BEGIN

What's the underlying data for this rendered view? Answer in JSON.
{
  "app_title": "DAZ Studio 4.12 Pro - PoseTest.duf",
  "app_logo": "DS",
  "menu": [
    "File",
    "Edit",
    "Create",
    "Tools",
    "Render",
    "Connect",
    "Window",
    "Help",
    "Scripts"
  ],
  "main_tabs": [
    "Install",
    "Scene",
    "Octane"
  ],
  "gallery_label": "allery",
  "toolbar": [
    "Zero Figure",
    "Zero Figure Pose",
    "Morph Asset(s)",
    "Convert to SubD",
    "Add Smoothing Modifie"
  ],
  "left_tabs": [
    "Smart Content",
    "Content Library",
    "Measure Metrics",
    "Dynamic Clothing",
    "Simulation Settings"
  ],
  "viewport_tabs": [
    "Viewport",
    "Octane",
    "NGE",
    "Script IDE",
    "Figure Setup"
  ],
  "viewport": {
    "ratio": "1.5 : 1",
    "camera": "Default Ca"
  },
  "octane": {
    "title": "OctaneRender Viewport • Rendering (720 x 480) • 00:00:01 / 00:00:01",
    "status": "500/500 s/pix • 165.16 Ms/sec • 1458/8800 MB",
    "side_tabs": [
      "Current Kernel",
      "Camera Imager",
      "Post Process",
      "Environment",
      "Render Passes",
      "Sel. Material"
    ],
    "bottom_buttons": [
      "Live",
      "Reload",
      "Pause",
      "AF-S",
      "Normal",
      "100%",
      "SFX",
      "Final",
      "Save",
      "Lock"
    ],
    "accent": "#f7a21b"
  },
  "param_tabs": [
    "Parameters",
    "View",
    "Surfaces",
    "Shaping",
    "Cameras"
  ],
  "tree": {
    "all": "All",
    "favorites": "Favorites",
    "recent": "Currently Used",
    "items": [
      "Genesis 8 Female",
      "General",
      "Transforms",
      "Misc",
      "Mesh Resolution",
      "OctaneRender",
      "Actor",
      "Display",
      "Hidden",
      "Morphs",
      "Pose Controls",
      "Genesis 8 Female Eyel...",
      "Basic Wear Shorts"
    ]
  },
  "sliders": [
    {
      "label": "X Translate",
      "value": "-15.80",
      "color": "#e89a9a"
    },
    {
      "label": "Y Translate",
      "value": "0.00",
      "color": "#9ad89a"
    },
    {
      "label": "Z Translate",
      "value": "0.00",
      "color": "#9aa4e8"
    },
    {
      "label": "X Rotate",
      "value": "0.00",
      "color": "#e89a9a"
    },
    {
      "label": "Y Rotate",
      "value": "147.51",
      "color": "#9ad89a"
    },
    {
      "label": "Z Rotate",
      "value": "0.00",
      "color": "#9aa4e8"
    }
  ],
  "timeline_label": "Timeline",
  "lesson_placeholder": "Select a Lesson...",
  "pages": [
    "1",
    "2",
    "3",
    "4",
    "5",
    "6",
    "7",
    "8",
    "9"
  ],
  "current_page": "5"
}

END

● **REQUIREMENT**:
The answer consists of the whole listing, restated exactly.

● **TASK ANSWER**:
What's the underlying data for this rendered view? Answer in JSON.
{
  "app_title": "DAZ Studio 4.12 Pro - PoseTest.duf",
  "app_logo": "DS",
  "menu": [
    "File",
    "Edit",
    "Create",
    "Tools",
    "Render",
    "Connect",
    "Window",
    "Help",
    "Scripts"
  ],
  "main_tabs": [
    "Install",
    "Scene",
    "Octane"
  ],
  "gallery_label": "allery",
  "toolbar": [
    "Zero Figure",
    "Zero Figure Pose",
    "Morph Asset(s)",
    "Convert to SubD",
    "Add Smoothing Modifie"
  ],
  "left_tabs": [
    "Smart Content",
    "Content Library",
    "Measure Metrics",
    "Dynamic Clothing",
    "Simulation Settings"
  ],
  "viewport_tabs": [
    "Viewport",
    "Octane",
    "NGE",
    "Script IDE",
    "Figure Setup"
  ],
  "viewport": {
    "ratio": "1.5 : 1",
    "camera": "Default Ca"
  },
  "octane": {
    "title": "OctaneRender Viewport • Rendering (720 x 480) • 00:00:01 / 00:00:01",
    "status": "500/500 s/pix • 165.16 Ms/sec • 1458/8800 MB",
    "side_tabs": [
      "Current Kernel",
      "Camera Imager",
      "Post Process",
      "Environment",
      "Render Passes",
      "Sel. Material"
    ],
    "bottom_buttons": [
      "Live",
      "Reload",
      "Pause",
      "AF-S",
      "Normal",
      "100%",
      "SFX",
      "Final",
      "Save",
      "Lock"
    ],
    "accent": "#f7a21b"
  },
  "param_tabs": [
    "Parameters",
    "View",
    "Surfaces",
    "Shaping",
    "Cameras"
  ],
  "tree": {
    "all": "All",
    "favorites": "Favorites",
    "recent": "Currently Used",
    "items": [
      "Genesis 8 Female",
      "General",
      "Transforms",
      "Misc",
      "Mesh Resolution",
      "OctaneRender",
      "Actor",
      "Display",
      "Hidden",
      "Morphs",
      "Pose Controls",
      "Genesis 8 Female Eyel...",
      "Basic Wear Shorts"
    ]
  },
  "sliders": [
    {
      "label": "X Translate",
      "value": "-15.80",
      "color": "#e89a9a"
    },
    {
      "label": "Y Translate",
      "value": "0.00",
      "color": "#9ad89a"
    },
    {
      "label": "Z Translate",
      "value": "0.00",
      "color": "#9aa4e8"
    },
    {
      "label": "X Rotate",
      "value": "0.00",
      "color": "#e89a9a"
    },
    {
      "label": "Y Rotate",
      "value": "147.51",
      "color": "#9ad89a"
    },
    {
      "label": "Z Rotate",
      "value": "0.00",
      "color": "#9aa4e8"
    }
  ],
  "timeline_label": "Timeline",
  "lesson_placeholder": "Select a Lesson...",
  "pages": [
    "1",
    "2",
    "3",
    "4",
    "5",
    "6",
    "7",
    "8",
    "9"
  ],
  "current_page": "5"
}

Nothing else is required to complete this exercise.